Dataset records
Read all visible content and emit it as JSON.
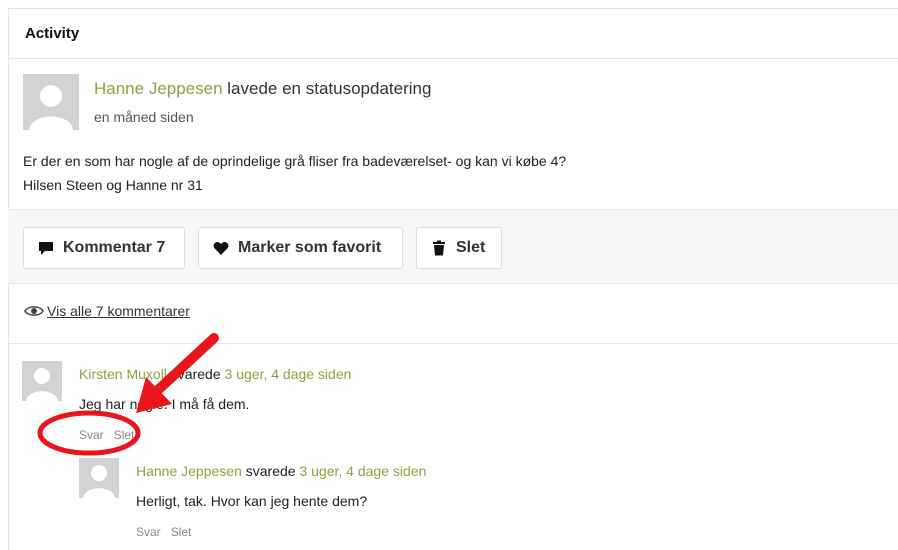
{
  "panel": {
    "title": "Activity"
  },
  "post": {
    "author": "Hanne Jeppesen",
    "action": "lavede en statusopdatering",
    "time": "en måned siden",
    "body_line1": "Er der en som har nogle af de oprindelige grå fliser fra badeværelset- og kan vi købe 4?",
    "body_line2": "Hilsen Steen og Hanne nr 31"
  },
  "actions": {
    "comment_label": "Kommentar 7",
    "favorite_label": "Marker som favorit",
    "delete_label": "Slet"
  },
  "view_all": {
    "label": "Vis alle 7 kommentarer"
  },
  "comments": [
    {
      "author": "Kirsten Muxoll",
      "verb": " svarede ",
      "time": "3 uger, 4 dage siden",
      "text": "Jeg har nogle. I må få dem.",
      "reply_label": "Svar",
      "delete_label": "Slet"
    },
    {
      "author": "Hanne Jeppesen",
      "verb": " svarede ",
      "time": "3 uger, 4 dage siden",
      "text": "Herligt, tak. Hvor kan jeg hente dem?",
      "reply_label": "Svar",
      "delete_label": "Slet"
    }
  ],
  "colors": {
    "accent": "#8ba446",
    "annotation": "#e8151b"
  },
  "icons": {
    "comment": "speech-bubble-icon",
    "favorite": "heart-icon",
    "delete": "trash-icon",
    "view": "eye-icon",
    "avatar": "default-avatar-icon"
  }
}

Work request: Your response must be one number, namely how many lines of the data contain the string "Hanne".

Answer for this exercise: 3